(Page and application data records)
------------------------------------------------------------------------
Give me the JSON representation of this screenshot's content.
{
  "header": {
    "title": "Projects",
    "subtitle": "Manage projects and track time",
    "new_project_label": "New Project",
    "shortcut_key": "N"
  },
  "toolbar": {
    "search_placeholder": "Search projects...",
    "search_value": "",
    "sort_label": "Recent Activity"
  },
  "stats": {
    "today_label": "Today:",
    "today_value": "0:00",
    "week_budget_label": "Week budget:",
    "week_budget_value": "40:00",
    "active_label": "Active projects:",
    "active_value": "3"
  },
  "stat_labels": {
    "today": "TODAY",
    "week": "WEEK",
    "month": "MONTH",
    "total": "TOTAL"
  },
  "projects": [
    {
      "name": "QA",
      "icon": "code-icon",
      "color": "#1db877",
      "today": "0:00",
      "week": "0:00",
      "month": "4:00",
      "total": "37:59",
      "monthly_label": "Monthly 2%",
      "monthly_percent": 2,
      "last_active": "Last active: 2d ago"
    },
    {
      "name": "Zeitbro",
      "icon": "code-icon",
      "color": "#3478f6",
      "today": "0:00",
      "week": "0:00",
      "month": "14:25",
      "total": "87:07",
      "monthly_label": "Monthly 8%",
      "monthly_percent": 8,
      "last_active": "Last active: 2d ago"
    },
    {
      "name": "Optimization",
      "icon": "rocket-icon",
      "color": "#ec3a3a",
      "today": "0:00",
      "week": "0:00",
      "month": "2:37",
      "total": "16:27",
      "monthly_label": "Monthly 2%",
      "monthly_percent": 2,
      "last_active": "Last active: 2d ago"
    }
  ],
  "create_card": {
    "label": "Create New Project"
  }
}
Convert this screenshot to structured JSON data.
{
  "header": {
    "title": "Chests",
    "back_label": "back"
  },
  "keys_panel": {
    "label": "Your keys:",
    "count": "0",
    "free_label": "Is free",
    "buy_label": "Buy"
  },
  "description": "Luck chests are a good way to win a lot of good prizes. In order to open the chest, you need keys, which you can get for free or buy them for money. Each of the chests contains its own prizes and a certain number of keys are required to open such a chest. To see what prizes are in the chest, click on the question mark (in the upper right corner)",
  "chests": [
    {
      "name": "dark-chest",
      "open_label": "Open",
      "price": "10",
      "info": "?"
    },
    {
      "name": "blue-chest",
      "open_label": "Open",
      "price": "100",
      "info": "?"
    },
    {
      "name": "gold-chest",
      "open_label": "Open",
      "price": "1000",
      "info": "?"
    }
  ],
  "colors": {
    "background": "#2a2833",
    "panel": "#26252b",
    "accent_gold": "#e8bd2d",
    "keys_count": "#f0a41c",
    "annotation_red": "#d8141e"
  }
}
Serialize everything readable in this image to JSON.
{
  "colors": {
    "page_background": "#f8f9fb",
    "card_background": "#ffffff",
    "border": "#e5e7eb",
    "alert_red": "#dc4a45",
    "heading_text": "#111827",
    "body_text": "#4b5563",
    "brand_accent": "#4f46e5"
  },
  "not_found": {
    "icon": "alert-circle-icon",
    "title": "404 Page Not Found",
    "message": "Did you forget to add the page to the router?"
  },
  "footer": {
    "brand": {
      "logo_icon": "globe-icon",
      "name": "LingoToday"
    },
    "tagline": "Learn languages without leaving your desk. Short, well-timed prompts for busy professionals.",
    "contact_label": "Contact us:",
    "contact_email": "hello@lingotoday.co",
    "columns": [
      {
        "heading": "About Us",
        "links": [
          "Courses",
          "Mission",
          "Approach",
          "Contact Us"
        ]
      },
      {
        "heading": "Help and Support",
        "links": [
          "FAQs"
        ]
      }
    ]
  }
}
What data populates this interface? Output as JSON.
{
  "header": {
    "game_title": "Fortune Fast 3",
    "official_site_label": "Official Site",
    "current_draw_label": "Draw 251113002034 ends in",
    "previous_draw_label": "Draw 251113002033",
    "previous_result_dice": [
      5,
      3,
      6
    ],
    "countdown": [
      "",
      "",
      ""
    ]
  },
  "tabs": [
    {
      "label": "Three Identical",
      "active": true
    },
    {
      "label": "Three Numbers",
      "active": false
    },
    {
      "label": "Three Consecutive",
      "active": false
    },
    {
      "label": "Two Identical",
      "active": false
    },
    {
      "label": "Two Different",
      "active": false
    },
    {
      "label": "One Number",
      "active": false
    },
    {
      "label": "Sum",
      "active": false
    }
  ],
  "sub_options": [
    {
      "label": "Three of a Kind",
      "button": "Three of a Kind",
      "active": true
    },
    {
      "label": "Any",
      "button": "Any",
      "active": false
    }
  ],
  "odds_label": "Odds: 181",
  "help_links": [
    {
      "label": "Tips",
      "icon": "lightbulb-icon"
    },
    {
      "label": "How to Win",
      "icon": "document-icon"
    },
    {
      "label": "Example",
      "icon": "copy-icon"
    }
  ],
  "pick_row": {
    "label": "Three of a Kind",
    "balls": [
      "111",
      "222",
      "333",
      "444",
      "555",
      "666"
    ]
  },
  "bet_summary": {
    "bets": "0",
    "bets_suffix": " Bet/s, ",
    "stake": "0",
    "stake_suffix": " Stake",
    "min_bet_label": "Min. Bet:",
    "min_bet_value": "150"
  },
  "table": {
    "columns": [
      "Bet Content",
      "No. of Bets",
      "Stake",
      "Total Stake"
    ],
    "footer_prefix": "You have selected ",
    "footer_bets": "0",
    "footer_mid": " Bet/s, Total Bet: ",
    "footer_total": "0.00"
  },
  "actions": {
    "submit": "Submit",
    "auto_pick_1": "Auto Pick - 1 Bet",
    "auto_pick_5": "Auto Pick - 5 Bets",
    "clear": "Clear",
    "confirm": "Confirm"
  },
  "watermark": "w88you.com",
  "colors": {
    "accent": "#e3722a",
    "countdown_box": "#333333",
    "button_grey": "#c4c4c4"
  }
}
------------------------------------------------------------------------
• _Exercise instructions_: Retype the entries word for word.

• _Response to the task_:
Give me the JSON representation of this screenshot's content.
{
  "header": {
    "title": "Projects",
    "subtitle": "Manage projects and track time",
    "new_project_label": "New Project",
    "shortcut_key": "N"
  },
  "toolbar": {
    "search_placeholder": "Search projects...",
    "search_value": "",
    "sort_label": "Recent Activity"
  },
  "stats": {
    "today_label": "Today:",
    "today_value": "0:00",
    "week_budget_label": "Week budget:",
    "week_budget_value": "40:00",
    "active_label": "Active projects:",
    "active_value": "3"
  },
  "stat_labels": {
    "today": "TODAY",
    "week": "WEEK",
    "month": "MONTH",
    "total": "TOTAL"
  },
  "projects": [
    {
      "name": "QA",
      "icon": "code-icon",
      "color": "#1db877",
      "today": "0:00",
      "week": "0:00",
      "month": "4:00",
      "total": "37:59",
      "monthly_label": "Monthly 2%",
      "monthly_percent": 2,
      "last_active": "Last active: 2d ago"
    },
    {
      "name": "Zeitbro",
      "icon": "code-icon",
      "color": "#3478f6",
      "today": "0:00",
      "week": "0:00",
      "month": "14:25",
      "total": "87:07",
      "monthly_label": "Monthly 8%",
      "monthly_percent": 8,
      "last_active": "Last active: 2d ago"
    },
    {
      "name": "Optimization",
      "icon": "rocket-icon",
      "color": "#ec3a3a",
      "today": "0:00",
      "week": "0:00",
      "month": "2:37",
      "total": "16:27",
      "monthly_label": "Monthly 2%",
      "monthly_percent": 2,
      "last_active": "Last active: 2d ago"
    }
  ],
  "create_card": {
    "label": "Create New Project"
  }
}
Convert this screenshot to structured JSON data.
{
  "header": {
    "title": "Chests",
    "back_label": "back"
  },
  "keys_panel": {
    "label": "Your keys:",
    "count": "0",
    "free_label": "Is free",
    "buy_label": "Buy"
  },
  "description": "Luck chests are a good way to win a lot of good prizes. In order to open the chest, you need keys, which you can get for free or buy them for money. Each of the chests contains its own prizes and a certain number of keys are required to open such a chest. To see what prizes are in the chest, click on the question mark (in the upper right corner)",
  "chests": [
    {
      "name": "dark-chest",
      "open_label": "Open",
      "price": "10",
      "info": "?"
    },
    {
      "name": "blue-chest",
      "open_label": "Open",
      "price": "100",
      "info": "?"
    },
    {
      "name": "gold-chest",
      "open_label": "Open",
      "price": "1000",
      "info": "?"
    }
  ],
  "colors": {
    "background": "#2a2833",
    "panel": "#26252b",
    "accent_gold": "#e8bd2d",
    "keys_count": "#f0a41c",
    "annotation_red": "#d8141e"
  }
}
Serialize everything readable in this image to JSON.
{
  "colors": {
    "page_background": "#f8f9fb",
    "card_background": "#ffffff",
    "border": "#e5e7eb",
    "alert_red": "#dc4a45",
    "heading_text": "#111827",
    "body_text": "#4b5563",
    "brand_accent": "#4f46e5"
  },
  "not_found": {
    "icon": "alert-circle-icon",
    "title": "404 Page Not Found",
    "message": "Did you forget to add the page to the router?"
  },
  "footer": {
    "brand": {
      "logo_icon": "globe-icon",
      "name": "LingoToday"
    },
    "tagline": "Learn languages without leaving your desk. Short, well-timed prompts for busy professionals.",
    "contact_label": "Contact us:",
    "contact_email": "hello@lingotoday.co",
    "columns": [
      {
        "heading": "About Us",
        "links": [
          "Courses",
          "Mission",
          "Approach",
          "Contact Us"
        ]
      },
      {
        "heading": "Help and Support",
        "links": [
          "FAQs"
        ]
      }
    ]
  }
}
What data populates this interface? Output as JSON.
{
  "header": {
    "game_title": "Fortune Fast 3",
    "official_site_label": "Official Site",
    "current_draw_label": "Draw 251113002034 ends in",
    "previous_draw_label": "Draw 251113002033",
    "previous_result_dice": [
      5,
      3,
      6
    ],
    "countdown": [
      "",
      "",
      ""
    ]
  },
  "tabs": [
    {
      "label": "Three Identical",
      "active": true
    },
    {
      "label": "Three Numbers",
      "active": false
    },
    {
      "label": "Three Consecutive",
      "active": false
    },
    {
      "label": "Two Identical",
      "active": false
    },
    {
      "label": "Two Different",
      "active": false
    },
    {
      "label": "One Number",
      "active": false
    },
    {
      "label": "Sum",
      "active": false
    }
  ],
  "sub_options": [
    {
      "label": "Three of a Kind",
      "button": "Three of a Kind",
      "active": true
    },
    {
      "label": "Any",
      "button": "Any",
      "active": false
    }
  ],
  "odds_label": "Odds: 181",
  "help_links": [
    {
      "label": "Tips",
      "icon": "lightbulb-icon"
    },
    {
      "label": "How to Win",
      "icon": "document-icon"
    },
    {
      "label": "Example",
      "icon": "copy-icon"
    }
  ],
  "pick_row": {
    "label": "Three of a Kind",
    "balls": [
      "111",
      "222",
      "333",
      "444",
      "555",
      "666"
    ]
  },
  "bet_summary": {
    "bets": "0",
    "bets_suffix": " Bet/s, ",
    "stake": "0",
    "stake_suffix": " Stake",
    "min_bet_label": "Min. Bet:",
    "min_bet_value": "150"
  },
  "table": {
    "columns": [
      "Bet Content",
      "No. of Bets",
      "Stake",
      "Total Stake"
    ],
    "footer_prefix": "You have selected ",
    "footer_bets": "0",
    "footer_mid": " Bet/s, Total Bet: ",
    "footer_total": "0.00"
  },
  "actions": {
    "submit": "Submit",
    "auto_pick_1": "Auto Pick - 1 Bet",
    "auto_pick_5": "Auto Pick - 5 Bets",
    "clear": "Clear",
    "confirm": "Confirm"
  },
  "watermark": "w88you.com",
  "colors": {
    "accent": "#e3722a",
    "countdown_box": "#333333",
    "button_grey": "#c4c4c4"
  }
}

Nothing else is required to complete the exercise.